Sun Protection – Everything you need to know by Dr Johanna Ward
The sun is 4.5 billion years old and is the main source of ultraviolet radiation in our environment. The sun emits two different types of ultraviolet rays (UVA & UVB) that are harmful and damaging to the skin. Exposure to ultraviolet radiation is a major risk factor for most skin cancers and is the primary cause of skin ageing.
READ: SKIN CANCER: The Darker Side of the Sun
UVA rays can penetrate through clouds, windows and glass. These rays penetrate into the skin’s dermis (the deeper layer) and harm the skin by causing ageing and photodamage. Most sun beds have large amounts of UVA which is why sunbeams users get accelerated ageing.
UVB rays are more potent than UVA rays as they can directly damage DNA. These rays are the main rays that cause sunburn. UVB rays are thought to cause most skin cancers.
Most modern day sunscreens are broad spectrum which means that they protect from both UVA and UVB rays. Current advice is that sun protection should be worn throughout the year for anti-ageing and for protection against skin cancer.
Physical versus chemical sunscreens
Physical sunscreens work by sitting on top of the skin and deflecting or scattering UV rays away from the skin. They contain ingredients like zinc oxide or titanium oxide or a combination of both. These are good (esp. zinc oxide) for anyone with acne prone or sensitive skin e.g. eczema or rosacea and are recommended for use in children. Modern physical sunscreens no longer feel heavy, thick and white on the skin.
Chemical sunscreens contain organic compounds like oxybenzone, avobenzone and octinoxate that create a chemical reaction that changes the UV rays into heat which then gets released by the skin.

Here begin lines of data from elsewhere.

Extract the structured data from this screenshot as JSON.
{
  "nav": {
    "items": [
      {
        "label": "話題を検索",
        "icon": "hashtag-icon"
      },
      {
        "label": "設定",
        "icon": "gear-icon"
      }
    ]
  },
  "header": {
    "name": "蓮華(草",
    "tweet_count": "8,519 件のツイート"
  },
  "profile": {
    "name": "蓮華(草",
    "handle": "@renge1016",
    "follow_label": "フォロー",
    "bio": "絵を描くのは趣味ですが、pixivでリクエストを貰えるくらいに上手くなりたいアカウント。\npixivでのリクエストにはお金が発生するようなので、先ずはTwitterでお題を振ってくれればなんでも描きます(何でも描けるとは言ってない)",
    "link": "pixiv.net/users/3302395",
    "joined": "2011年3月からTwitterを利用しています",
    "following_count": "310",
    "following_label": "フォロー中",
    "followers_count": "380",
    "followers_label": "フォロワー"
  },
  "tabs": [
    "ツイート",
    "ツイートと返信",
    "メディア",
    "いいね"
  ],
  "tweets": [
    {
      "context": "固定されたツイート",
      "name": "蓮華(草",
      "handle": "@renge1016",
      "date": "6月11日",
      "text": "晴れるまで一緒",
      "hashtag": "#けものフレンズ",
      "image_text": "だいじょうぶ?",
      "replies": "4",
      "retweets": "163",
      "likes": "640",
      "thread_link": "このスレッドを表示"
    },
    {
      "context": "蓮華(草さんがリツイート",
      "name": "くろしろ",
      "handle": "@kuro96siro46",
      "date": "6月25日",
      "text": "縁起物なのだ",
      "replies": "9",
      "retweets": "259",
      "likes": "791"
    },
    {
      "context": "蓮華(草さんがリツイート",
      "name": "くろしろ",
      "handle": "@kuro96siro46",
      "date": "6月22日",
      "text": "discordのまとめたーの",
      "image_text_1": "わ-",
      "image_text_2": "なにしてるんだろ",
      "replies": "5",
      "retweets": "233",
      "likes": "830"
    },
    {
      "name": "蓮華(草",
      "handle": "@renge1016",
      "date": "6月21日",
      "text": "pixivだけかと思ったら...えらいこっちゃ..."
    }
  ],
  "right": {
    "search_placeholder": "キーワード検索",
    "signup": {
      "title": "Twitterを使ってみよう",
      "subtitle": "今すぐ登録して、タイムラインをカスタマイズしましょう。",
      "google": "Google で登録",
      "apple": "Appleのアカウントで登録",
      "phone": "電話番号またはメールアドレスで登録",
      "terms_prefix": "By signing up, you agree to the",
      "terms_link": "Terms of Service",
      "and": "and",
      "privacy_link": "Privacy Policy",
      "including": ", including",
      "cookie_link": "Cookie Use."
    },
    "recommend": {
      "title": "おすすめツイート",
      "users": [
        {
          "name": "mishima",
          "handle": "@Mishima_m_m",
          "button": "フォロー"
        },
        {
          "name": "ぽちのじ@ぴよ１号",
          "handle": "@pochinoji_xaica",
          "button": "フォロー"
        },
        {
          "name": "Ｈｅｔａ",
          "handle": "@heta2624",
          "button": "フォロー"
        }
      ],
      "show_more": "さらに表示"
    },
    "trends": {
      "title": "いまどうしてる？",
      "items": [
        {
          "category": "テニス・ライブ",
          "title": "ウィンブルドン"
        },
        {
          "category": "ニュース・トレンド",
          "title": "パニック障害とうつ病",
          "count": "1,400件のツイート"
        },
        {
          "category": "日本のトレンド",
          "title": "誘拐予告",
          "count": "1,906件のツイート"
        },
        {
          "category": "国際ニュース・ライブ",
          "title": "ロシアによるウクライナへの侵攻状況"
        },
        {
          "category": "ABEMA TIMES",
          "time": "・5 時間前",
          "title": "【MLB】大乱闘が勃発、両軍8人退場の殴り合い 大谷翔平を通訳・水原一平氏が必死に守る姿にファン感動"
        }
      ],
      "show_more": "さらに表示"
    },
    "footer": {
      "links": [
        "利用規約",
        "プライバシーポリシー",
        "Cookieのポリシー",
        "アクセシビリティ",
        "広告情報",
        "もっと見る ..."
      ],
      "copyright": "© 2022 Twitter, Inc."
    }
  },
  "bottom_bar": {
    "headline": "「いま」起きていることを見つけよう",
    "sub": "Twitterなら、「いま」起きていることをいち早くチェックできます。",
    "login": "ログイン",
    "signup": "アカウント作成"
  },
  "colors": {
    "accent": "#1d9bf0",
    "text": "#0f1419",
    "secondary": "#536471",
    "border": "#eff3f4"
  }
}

Chemical sunscreens often feel nicer on the skin and often have the added benefit of peptides, antioxidants and hydrators in their formulation so they are nicer for daily use but they can sting the eyes and are more likely to cause allergic reactions.
What does SPF mean?
SPF stands for Sun Protection Factor. It is a measure of UVB rays only and refers to the theoretical amount of time that you can be in the sun without getting sunburned. For example, an SPF 15 will allow you to be in the sun 15 times longer than if you were without protection. SPF 15 protects against 93% of UVB rays, whilst an SPF 30 will protect against 97% of UVB rays and an SPF 50 protects against 98%.
How much sunscreen should I wear?
Most of us don’t wear enough sun protection to get the full benefit of the product. The standard rule is that you need to use an ounce (or a shot glass full) of sunscreen if you want all over coverage. For the face you need on average the size of a 10pence coin (product depending) spread evenly over the face. You should not rely on make up powders with SPF or foundation with SPF alone as an your sun protection as most of us don’t apply these in liberal enough quantities to make them protective.
When should I apply sunscreen?
Sun protection should always be the last thing you apply to the skin. Any moisturiser or lotion applied to the skin after sunscreen will dilute its protection. You can of course layer your sunscreen and use a pressed make up powder SPF afterwards.No sunscreen can be entirely waterproof so for best protection reapply your sunscreen after water exposure, heavy sweating or after 2 hours.
Is a moisturiser that has SPF in it as effective as a sunscreen?
A moisturising SPF is a fantastic investment as it gives sun protection as well as providing hydration for the skin. Find yourself a moisturising SPF that applies nicely onto the skin and it will be your best anti-aging investment ever.
MEET THE TA MAG EXPERT
Dr Johanna Ward MBBS DRCOG MRCGP Dip ClinDerm
Dr Ward is an Award Winning Skin Doctor, Gp and presenter. She runs two private skin and laser clinics and is regarded as one of the UK’s leading skincare experts. She is passionate about everything to do with dermatology and is a founder of the ZENii skincare and wellness range.